March 5, 1957 |
|August 17, 1980, for the Detroit Tigers|
|Last MLB appearance|
|September 28, 1984, for the Cleveland Indians|
|Earned run average||4.78|
Ujdur played college baseball for the Minnesota Golden Gophers. He was selected by the Detroit Tigers in the fourth round of the 1978 Major League Baseball Draft, and began his career with the Lakeland Tigers that year, finishing with a 5-2 win-loss record and a 2.39 earned run average (ERA). After pitching in 19 games for the Montgomery Rebels in 1979, he started the 1980 season with the Evansville Triplets. He went 9-4 with a 3.37 ERA before he was promoted to the main Tigers roster.
Ujdur made his debut on August 17, 1980, and finished the season with a win and a 7,59 ERA in nine games. In 1981, he pitched in four games for the Tigers, but spent most of the year with Evansville, where he had a 7-10 record and a 4.09 ERA in 25 starts. Ujdur spent 1982 as a starter for the Tigers for most of the season. That year, he had a 10-10 record and a 3.69 ERA and finished second in the American League in hits per nine innings with 7.58. He was also named Tigers' rookie pitcher of the year. After a couple of poor starts to begin 1983, the Tigers placed him back in the minors. The following year after spring training, the Tigers released him, and he was picked up by the Indians; he was nearly not able to join a team due to how late in spring the Tigers cut him.
He began the 1984 season with the Maine Guides and spent most of the season there, going 14-8 with a 3.69 ERA, which led to the Indians calling him up in September. With the Indians, he had a 1-2 record and a 6.91 ERA in four games. He was released by the Indians in March 1985, and retired from the game afterwards.
- "Jerry Ujdur Minor League Statistics & History". Baseball-Reference.com. Sports Reference, LLC. Retrieved September 15, 2014.
- "Jerry Ujdur Statistics and History". Baseball-Reference.com.
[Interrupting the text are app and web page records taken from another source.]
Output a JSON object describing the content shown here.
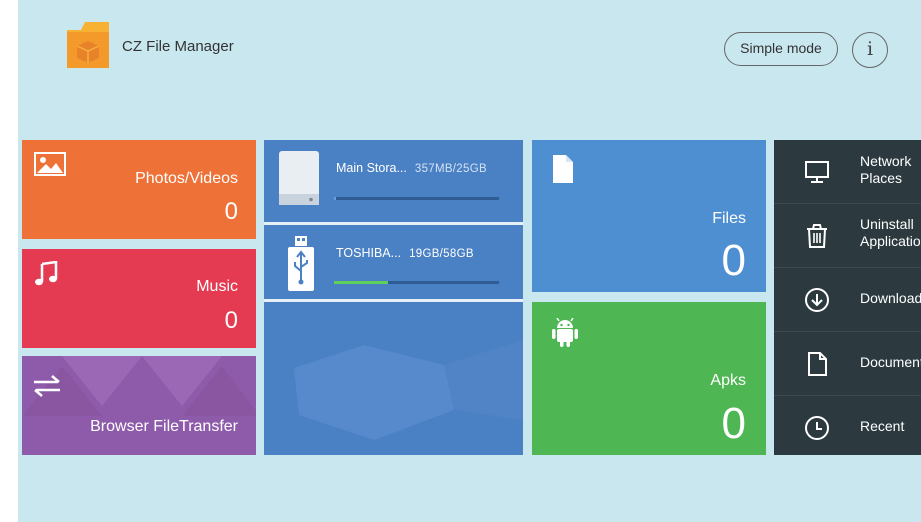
{
  "app": {
    "title": "CZ File Manager"
  },
  "header": {
    "mode_button": "Simple mode",
    "info_button": "i"
  },
  "tiles": {
    "photos": {
      "label": "Photos/Videos",
      "count": "0"
    },
    "music": {
      "label": "Music",
      "count": "0"
    },
    "transfer": {
      "label": "Browser FileTransfer"
    },
    "files": {
      "label": "Files",
      "count": "0"
    },
    "apks": {
      "label": "Apks",
      "count": "0"
    }
  },
  "storage": [
    {
      "name": "Main Stora...",
      "size": "357MB/25GB",
      "progress": 0.01
    },
    {
      "name": "TOSHIBA...",
      "size": "19GB/58GB",
      "progress": 0.33
    }
  ],
  "menu": [
    {
      "label": "Network Places",
      "icon": "monitor-icon"
    },
    {
      "label": "Uninstall Applications",
      "icon": "trash-icon"
    },
    {
      "label": "Downloads",
      "icon": "download-icon"
    },
    {
      "label": "Documents",
      "icon": "document-icon"
    },
    {
      "label": "Recent",
      "icon": "clock-icon"
    }
  ],
  "colors": {
    "background": "#c9e7ef",
    "photos": "#ee7138",
    "music": "#e43b52",
    "transfer": "#8e5bab",
    "storage": "#4a80c4",
    "files": "#4e8fd2",
    "apks": "#4eb653",
    "menu": "#2c3a40",
    "usb_progress": "#5fd15a"
  }
}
Sports Reference, LLC. Retrieved September 15, 2014.
- Lenihan, Jeff (September 17, 1984). "Udjur Set to Prove Tigers Were Wrong". The Plain Dealer. p. 59.